DESCRIPTION OF THE TASK:
Set down, in full, every record in the block.

Source data:
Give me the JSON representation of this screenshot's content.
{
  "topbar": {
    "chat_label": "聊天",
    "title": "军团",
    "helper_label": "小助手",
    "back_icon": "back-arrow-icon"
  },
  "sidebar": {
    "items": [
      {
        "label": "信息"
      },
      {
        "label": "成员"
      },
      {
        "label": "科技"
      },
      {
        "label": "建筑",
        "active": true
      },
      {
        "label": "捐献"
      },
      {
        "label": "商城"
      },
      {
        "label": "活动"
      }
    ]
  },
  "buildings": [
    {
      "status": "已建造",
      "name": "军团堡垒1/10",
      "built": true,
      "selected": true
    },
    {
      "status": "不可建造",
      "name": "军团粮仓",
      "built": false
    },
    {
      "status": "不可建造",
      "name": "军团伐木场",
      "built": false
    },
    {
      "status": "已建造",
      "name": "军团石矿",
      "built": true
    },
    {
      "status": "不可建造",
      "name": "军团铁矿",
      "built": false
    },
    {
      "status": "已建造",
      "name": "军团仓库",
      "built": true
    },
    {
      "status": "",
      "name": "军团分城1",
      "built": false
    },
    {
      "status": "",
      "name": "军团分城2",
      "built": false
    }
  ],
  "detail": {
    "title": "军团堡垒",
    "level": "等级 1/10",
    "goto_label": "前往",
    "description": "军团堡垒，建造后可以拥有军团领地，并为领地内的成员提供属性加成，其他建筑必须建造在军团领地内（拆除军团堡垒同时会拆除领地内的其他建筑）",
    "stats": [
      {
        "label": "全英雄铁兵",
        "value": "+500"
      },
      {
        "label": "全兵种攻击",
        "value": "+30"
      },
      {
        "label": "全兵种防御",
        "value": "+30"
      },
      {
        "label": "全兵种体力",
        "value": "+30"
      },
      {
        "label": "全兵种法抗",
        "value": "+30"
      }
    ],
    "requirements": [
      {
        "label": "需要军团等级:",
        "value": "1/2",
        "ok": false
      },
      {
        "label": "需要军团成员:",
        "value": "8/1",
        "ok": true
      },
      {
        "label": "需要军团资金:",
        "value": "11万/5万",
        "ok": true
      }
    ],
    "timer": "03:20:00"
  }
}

EXERCISE ANSWER:
Give me the JSON representation of this screenshot's content.
{
  "topbar": {
    "chat_label": "聊天",
    "title": "军团",
    "helper_label": "小助手",
    "back_icon": "back-arrow-icon"
  },
  "sidebar": {
    "items": [
      {
        "label": "信息"
      },
      {
        "label": "成员"
      },
      {
        "label": "科技"
      },
      {
        "label": "建筑",
        "active": true
      },
      {
        "label": "捐献"
      },
      {
        "label": "商城"
      },
      {
        "label": "活动"
      }
    ]
  },
  "buildings": [
    {
      "status": "已建造",
      "name": "军团堡垒1/10",
      "built": true,
      "selected": true
    },
    {
      "status": "不可建造",
      "name": "军团粮仓",
      "built": false
    },
    {
      "status": "不可建造",
      "name": "军团伐木场",
      "built": false
    },
    {
      "status": "已建造",
      "name": "军团石矿",
      "built": true
    },
    {
      "status": "不可建造",
      "name": "军团铁矿",
      "built": false
    },
    {
      "status": "已建造",
      "name": "军团仓库",
      "built": true
    },
    {
      "status": "",
      "name": "军团分城1",
      "built": false
    },
    {
      "status": "",
      "name": "军团分城2",
      "built": false
    }
  ],
  "detail": {
    "title": "军团堡垒",
    "level": "等级 1/10",
    "goto_label": "前往",
    "description": "军团堡垒，建造后可以拥有军团领地，并为领地内的成员提供属性加成，其他建筑必须建造在军团领地内（拆除军团堡垒同时会拆除领地内的其他建筑）",
    "stats": [
      {
        "label": "全英雄铁兵",
        "value": "+500"
      },
      {
        "label": "全兵种攻击",
        "value": "+30"
      },
      {
        "label": "全兵种防御",
        "value": "+30"
      },
      {
        "label": "全兵种体力",
        "value": "+30"
      },
      {
        "label": "全兵种法抗",
        "value": "+30"
      }
    ],
    "requirements": [
      {
        "label": "需要军团等级:",
        "value": "1/2",
        "ok": false
      },
      {
        "label": "需要军团成员:",
        "value": "8/1",
        "ok": true
      },
      {
        "label": "需要军团资金:",
        "value": "11万/5万",
        "ok": true
      }
    ],
    "timer": "03:20:00"
  }
}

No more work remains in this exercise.